In addition at the beginning of the year a study published in Psychoneuroendocrinology showed that women who experienced stress and anxiety during pregnancy were more likely to have babies with dysbiosis linked to an increased incidence of psychological problems.
According to a new study just published last week in the Journal of Neuroscience researchers demonstrated that probiotics may improve the behavioral symptoms of chronic inflammatory diseases by altering the communication between the immune system and the brain.
In this study a research team at the University of Calgary fed mice with liver inflammation either a probiotic or a placebo and found that the treatment reduced these behaviors. The researchers monitored behavioral symptoms by measuring the amount of time the mice spent in social behaviors versus the time spent in isolation. As a result the mice that received the probiotics spent more time engaged in social behaviors compared to mice that received a placebo. In addition the mice that received the probiotics had lower blood levels of TNF-I± and fewer activated immune cells in the brain compared to mice that received a placebo.

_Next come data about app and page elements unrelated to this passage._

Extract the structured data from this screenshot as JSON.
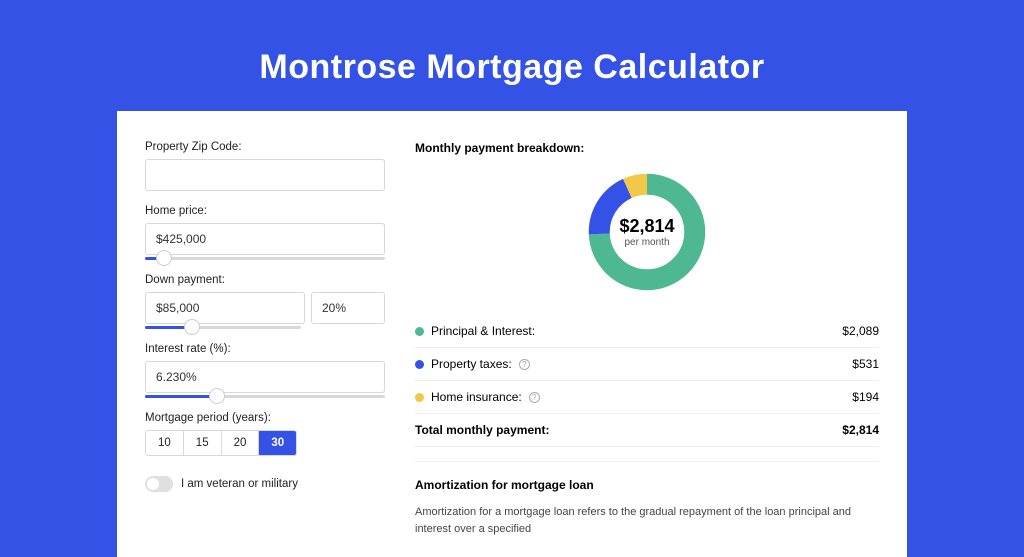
{
  "title": "Montrose Mortgage Calculator",
  "form": {
    "zip_label": "Property Zip Code:",
    "zip_value": "",
    "home_price_label": "Home price:",
    "home_price_value": "$425,000",
    "down_payment_label": "Down payment:",
    "down_payment_value": "$85,000",
    "down_payment_pct": "20%",
    "interest_label": "Interest rate (%):",
    "interest_value": "6.230%",
    "period_label": "Mortgage period (years):",
    "periods": [
      "10",
      "15",
      "20",
      "30"
    ],
    "period_active": "30",
    "veteran_label": "I am veteran or military"
  },
  "breakdown": {
    "title": "Monthly payment breakdown:",
    "donut_amount": "$2,814",
    "donut_sub": "per month",
    "rows": [
      {
        "label": "Principal & Interest:",
        "value": "$2,089",
        "color": "#4db892",
        "info": false
      },
      {
        "label": "Property taxes:",
        "value": "$531",
        "color": "#3452e5",
        "info": true
      },
      {
        "label": "Home insurance:",
        "value": "$194",
        "color": "#f2c849",
        "info": true
      }
    ],
    "total_label": "Total monthly payment:",
    "total_value": "$2,814"
  },
  "chart_data": {
    "type": "pie",
    "title": "Monthly payment breakdown",
    "series": [
      {
        "name": "Principal & Interest",
        "value": 2089,
        "color": "#4db892"
      },
      {
        "name": "Property taxes",
        "value": 531,
        "color": "#3452e5"
      },
      {
        "name": "Home insurance",
        "value": 194,
        "color": "#f2c849"
      }
    ],
    "total": 2814,
    "unit": "USD per month"
  },
  "amort": {
    "title": "Amortization for mortgage loan",
    "text": "Amortization for a mortgage loan refers to the gradual repayment of the loan principal and interest over a specified"
  }
}
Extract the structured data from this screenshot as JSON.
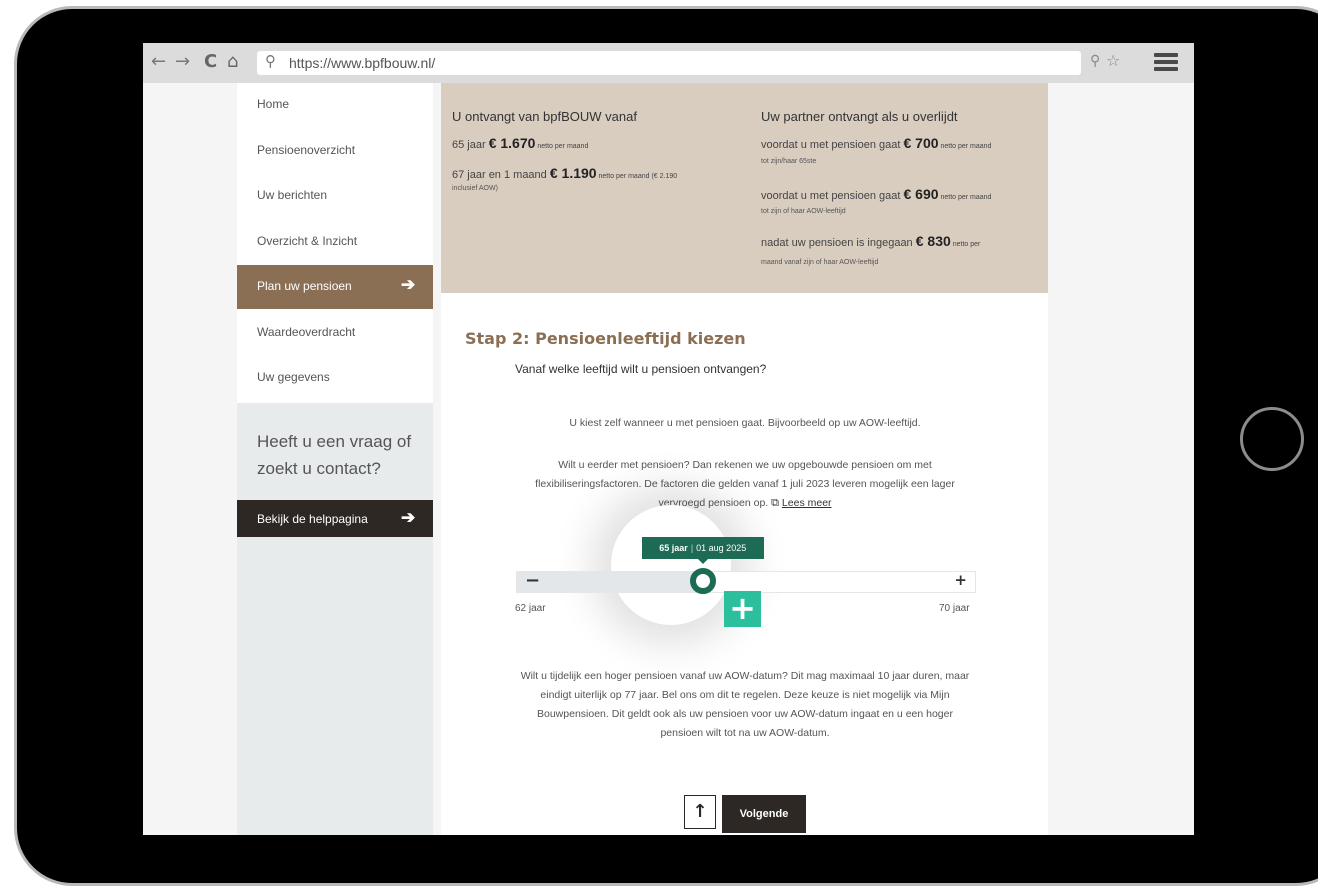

Chronic autoimmune diseases such as rheumatoid arthritis and inflammatory bowel disease are associated with behavioral symptoms that include fatigue depression and social withdrawal. We must keep in mind that this is an animal study but it does further reinforce the earlier human studies demonstrating that probiotics and the gut microbiome affect behavioral symptoms by changing the communication between the immune system and the brain. This data also suggests that the gut microbiome may possibly be manipulated to not only regulate immunity but also to regulate the neural circuitry that affects behavior.
By Michael Jurgelewicz DC DACBN DCBCN